GIVEN RECORDS:

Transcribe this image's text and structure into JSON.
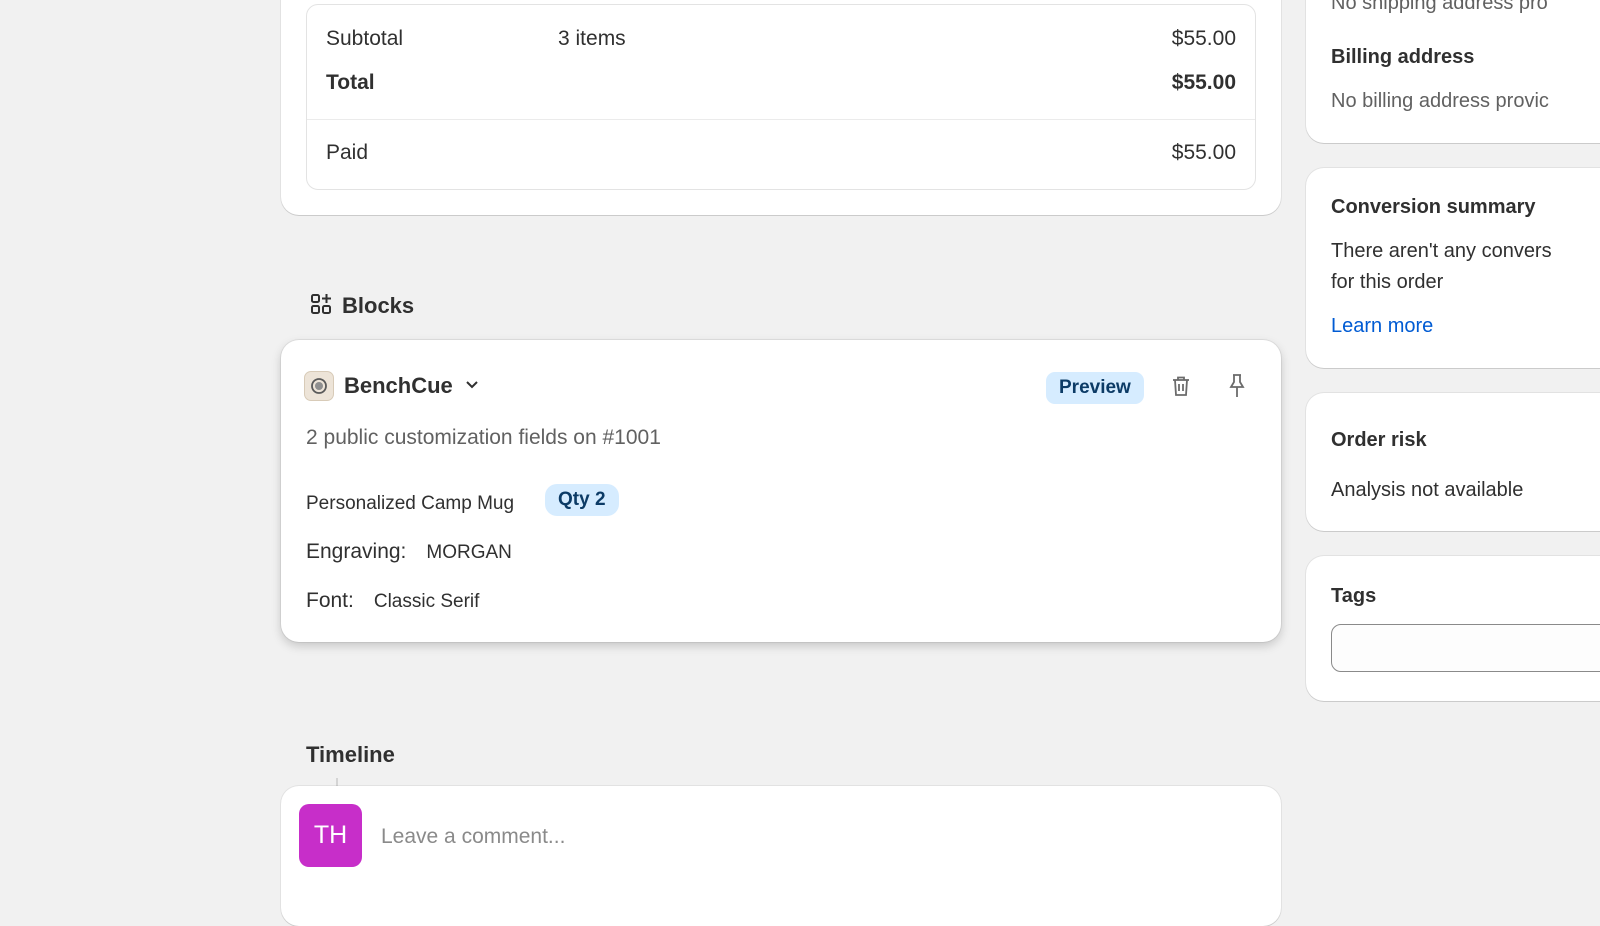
{
  "payment": {
    "subtotal_label": "Subtotal",
    "subtotal_items": "3 items",
    "subtotal_amount": "$55.00",
    "total_label": "Total",
    "total_amount": "$55.00",
    "paid_label": "Paid",
    "paid_amount": "$55.00"
  },
  "blocks": {
    "heading": "Blocks",
    "icon": "blocks-icon"
  },
  "benchcue": {
    "app_name": "BenchCue",
    "badge": "Preview",
    "description": "2 public customization fields on #1001",
    "product_name": "Personalized Camp Mug",
    "qty_badge": "Qty 2",
    "fields": [
      {
        "label": "Engraving:",
        "value": "MORGAN"
      },
      {
        "label": "Font:",
        "value": "Classic Serif"
      }
    ],
    "icons": [
      "app-logo-icon",
      "chevron-down-icon",
      "trash-icon",
      "pin-icon"
    ]
  },
  "timeline": {
    "title": "Timeline",
    "avatar_initials": "TH",
    "avatar_color": "#c72ec9",
    "comment_placeholder": "Leave a comment..."
  },
  "sidebar": {
    "shipping_text": "No shipping address pro",
    "billing_title": "Billing address",
    "billing_text": "No billing address provic",
    "conversion_title": "Conversion summary",
    "conversion_text_1": "There aren't any convers",
    "conversion_text_2": "for this order",
    "learn_more": "Learn more",
    "risk_title": "Order risk",
    "risk_text": "Analysis not available",
    "tags_title": "Tags"
  },
  "colors": {
    "background": "#f1f1f1",
    "link": "#005bd3",
    "badge_bg": "#d6ecff",
    "badge_text": "#0c3b66"
  }
}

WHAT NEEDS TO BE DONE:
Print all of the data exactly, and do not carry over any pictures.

SOLUTION TO THIS EXERCISE:
Transcribe this image's text and structure into JSON.
{
  "payment": {
    "subtotal_label": "Subtotal",
    "subtotal_items": "3 items",
    "subtotal_amount": "$55.00",
    "total_label": "Total",
    "total_amount": "$55.00",
    "paid_label": "Paid",
    "paid_amount": "$55.00"
  },
  "blocks": {
    "heading": "Blocks",
    "icon": "blocks-icon"
  },
  "benchcue": {
    "app_name": "BenchCue",
    "badge": "Preview",
    "description": "2 public customization fields on #1001",
    "product_name": "Personalized Camp Mug",
    "qty_badge": "Qty 2",
    "fields": [
      {
        "label": "Engraving:",
        "value": "MORGAN"
      },
      {
        "label": "Font:",
        "value": "Classic Serif"
      }
    ],
    "icons": [
      "app-logo-icon",
      "chevron-down-icon",
      "trash-icon",
      "pin-icon"
    ]
  },
  "timeline": {
    "title": "Timeline",
    "avatar_initials": "TH",
    "avatar_color": "#c72ec9",
    "comment_placeholder": "Leave a comment..."
  },
  "sidebar": {
    "shipping_text": "No shipping address pro",
    "billing_title": "Billing address",
    "billing_text": "No billing address provic",
    "conversion_title": "Conversion summary",
    "conversion_text_1": "There aren't any convers",
    "conversion_text_2": "for this order",
    "learn_more": "Learn more",
    "risk_title": "Order risk",
    "risk_text": "Analysis not available",
    "tags_title": "Tags"
  },
  "colors": {
    "background": "#f1f1f1",
    "link": "#005bd3",
    "badge_bg": "#d6ecff",
    "badge_text": "#0c3b66"
  }
}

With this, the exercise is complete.